> _Exercise_
Return the data below exactly, please, but drop the pictures.

> _Data in this exercise_
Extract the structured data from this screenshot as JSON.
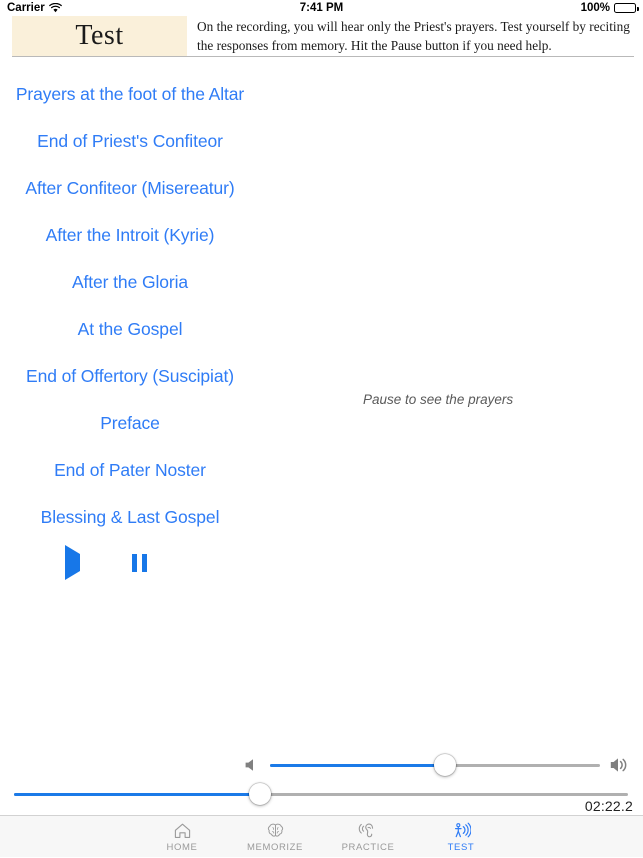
{
  "status_bar": {
    "carrier": "Carrier",
    "wifi_icon": "wifi-icon",
    "time": "7:41 PM",
    "battery_percent": "100%",
    "battery_icon": "battery-icon"
  },
  "header": {
    "title": "Test",
    "title_bg": "#faf0da",
    "description": "On the recording, you will hear only the Priest's prayers. Test yourself by reciting the responses from memory. Hit the Pause button if you need help."
  },
  "prayer_links": [
    {
      "label": "Prayers at the foot of the Altar"
    },
    {
      "label": "End of Priest's Confiteor"
    },
    {
      "label": "After Confiteor (Misereatur)"
    },
    {
      "label": "After the Introit (Kyrie)"
    },
    {
      "label": "After the Gloria"
    },
    {
      "label": "At the Gospel"
    },
    {
      "label": "End of Offertory (Suscipiat)"
    },
    {
      "label": "Preface"
    },
    {
      "label": "End of Pater Noster"
    },
    {
      "label": "Blessing & Last Gospel"
    }
  ],
  "transport": {
    "play_icon": "play-icon",
    "pause_icon": "pause-icon",
    "stop_icon": "stop-icon",
    "accent_color": "#1777e8"
  },
  "hint": {
    "text": "Pause to see the prayers"
  },
  "volume_slider": {
    "mute_icon": "speaker-mute-icon",
    "volume_icon": "speaker-high-icon",
    "value_percent": 53,
    "fill_color": "#1b7ae8",
    "track_color": "#b0b0b0"
  },
  "progress_slider": {
    "value_percent": 40,
    "fill_color": "#1b7ae8",
    "track_color": "#b0b0b0",
    "time_elapsed": "02:22.2"
  },
  "tabbar": {
    "accent_color": "#2f7cf6",
    "inactive_color": "#9a9a9a",
    "items": [
      {
        "label": "HOME",
        "icon": "home-icon",
        "active": false
      },
      {
        "label": "MEMORIZE",
        "icon": "brain-icon",
        "active": false
      },
      {
        "label": "PRACTICE",
        "icon": "ear-listen-icon",
        "active": false
      },
      {
        "label": "TEST",
        "icon": "speaking-person-icon",
        "active": true
      }
    ]
  }
}
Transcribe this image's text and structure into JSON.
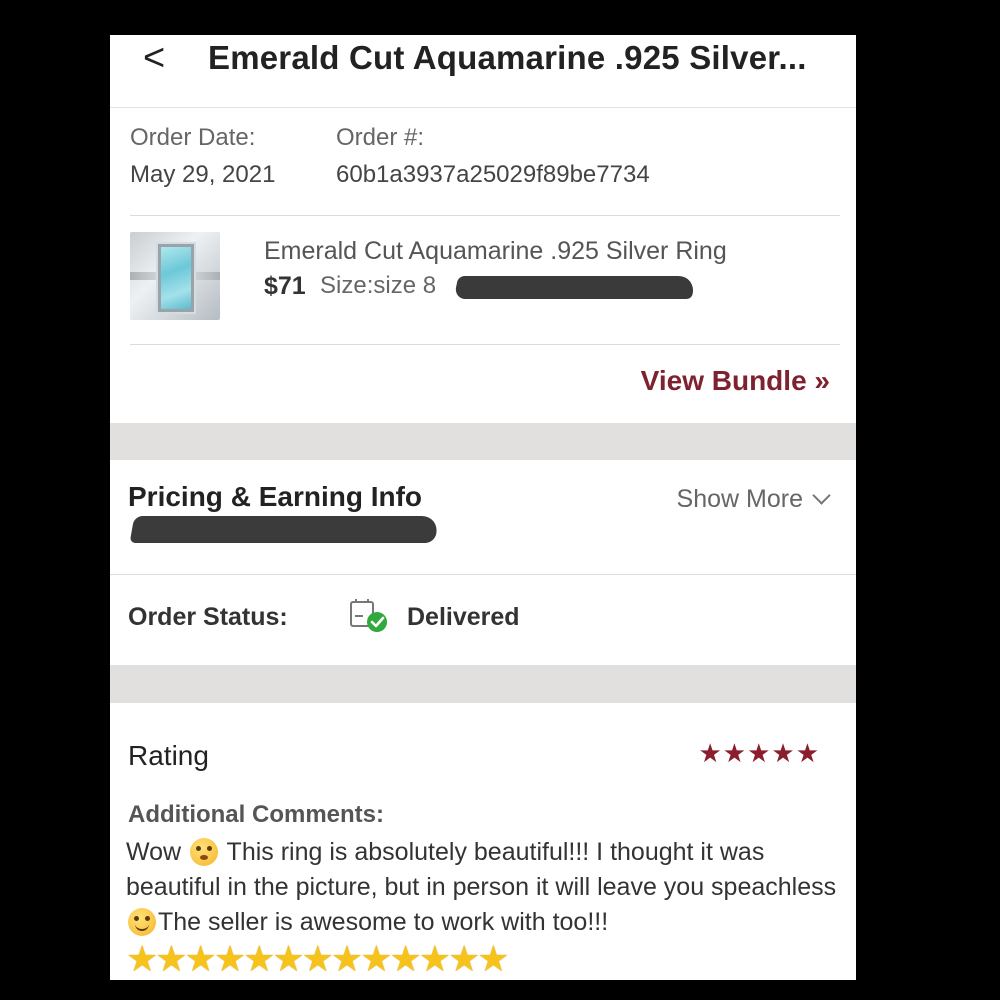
{
  "header": {
    "back_icon": "chevron-left-icon",
    "back_glyph": "<",
    "title": "Emerald Cut Aquamarine .925 Silver..."
  },
  "order": {
    "date_label": "Order Date:",
    "date_value": "May 29, 2021",
    "number_label": "Order #:",
    "number_value": "60b1a3937a25029f89be7734"
  },
  "product": {
    "name": "Emerald Cut Aquamarine .925 Silver Ring",
    "price": "$71",
    "size": "Size:size 8"
  },
  "view_bundle_label": "View Bundle »",
  "pricing": {
    "title": "Pricing & Earning Info",
    "show_more_label": "Show More"
  },
  "status": {
    "label": "Order Status:",
    "value": "Delivered",
    "icon": "delivered-package-icon"
  },
  "rating": {
    "label": "Rating",
    "stars": "★★★★★",
    "value": 5,
    "max": 5,
    "color": "#8b1e2c"
  },
  "comments": {
    "label": "Additional Comments:",
    "part1": "Wow ",
    "part2": " This ring is absolutely beautiful!!! I thought it was beautiful in the picture, but in person it will leave you speachless ",
    "part3": "The seller is awesome to work with too!!!",
    "gold_stars": "★★★★★★★★★★★★★"
  },
  "colors": {
    "accent": "#7f2230",
    "band": "#e2e0de",
    "success": "#2faa3d"
  }
}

> _Written response_
Extract the structured data from this screenshot as JSON.
{
  "status_bar": {
    "carrier": "Carrier",
    "wifi_icon": "wifi-icon",
    "time": "7:41 PM",
    "battery_percent": "100%",
    "battery_icon": "battery-icon"
  },
  "header": {
    "title": "Test",
    "title_bg": "#faf0da",
    "description": "On the recording, you will hear only the Priest's prayers. Test yourself by reciting the responses from memory. Hit the Pause button if you need help."
  },
  "prayer_links": [
    {
      "label": "Prayers at the foot of the Altar"
    },
    {
      "label": "End of Priest's Confiteor"
    },
    {
      "label": "After Confiteor (Misereatur)"
    },
    {
      "label": "After the Introit (Kyrie)"
    },
    {
      "label": "After the Gloria"
    },
    {
      "label": "At the Gospel"
    },
    {
      "label": "End of Offertory (Suscipiat)"
    },
    {
      "label": "Preface"
    },
    {
      "label": "End of Pater Noster"
    },
    {
      "label": "Blessing & Last Gospel"
    }
  ],
  "transport": {
    "play_icon": "play-icon",
    "pause_icon": "pause-icon",
    "stop_icon": "stop-icon",
    "accent_color": "#1777e8"
  },
  "hint": {
    "text": "Pause to see the prayers"
  },
  "volume_slider": {
    "mute_icon": "speaker-mute-icon",
    "volume_icon": "speaker-high-icon",
    "value_percent": 53,
    "fill_color": "#1b7ae8",
    "track_color": "#b0b0b0"
  },
  "progress_slider": {
    "value_percent": 40,
    "fill_color": "#1b7ae8",
    "track_color": "#b0b0b0",
    "time_elapsed": "02:22.2"
  },
  "tabbar": {
    "accent_color": "#2f7cf6",
    "inactive_color": "#9a9a9a",
    "items": [
      {
        "label": "HOME",
        "icon": "home-icon",
        "active": false
      },
      {
        "label": "MEMORIZE",
        "icon": "brain-icon",
        "active": false
      },
      {
        "label": "PRACTICE",
        "icon": "ear-listen-icon",
        "active": false
      },
      {
        "label": "TEST",
        "icon": "speaking-person-icon",
        "active": true
      }
    ]
  }
}
Transcribe this image's text and structure into JSON.
{
  "header": {
    "back_icon": "chevron-left-icon",
    "back_glyph": "<",
    "title": "Emerald Cut Aquamarine .925 Silver..."
  },
  "order": {
    "date_label": "Order Date:",
    "date_value": "May 29, 2021",
    "number_label": "Order #:",
    "number_value": "60b1a3937a25029f89be7734"
  },
  "product": {
    "name": "Emerald Cut Aquamarine .925 Silver Ring",
    "price": "$71",
    "size": "Size:size 8"
  },
  "view_bundle_label": "View Bundle »",
  "pricing": {
    "title": "Pricing & Earning Info",
    "show_more_label": "Show More"
  },
  "status": {
    "label": "Order Status:",
    "value": "Delivered",
    "icon": "delivered-package-icon"
  },
  "rating": {
    "label": "Rating",
    "stars": "★★★★★",
    "value": 5,
    "max": 5,
    "color": "#8b1e2c"
  },
  "comments": {
    "label": "Additional Comments:",
    "part1": "Wow ",
    "part2": " This ring is absolutely beautiful!!! I thought it was beautiful in the picture, but in person it will leave you speachless ",
    "part3": "The seller is awesome to work with too!!!",
    "gold_stars": "★★★★★★★★★★★★★"
  },
  "colors": {
    "accent": "#7f2230",
    "band": "#e2e0de",
    "success": "#2faa3d"
  }
}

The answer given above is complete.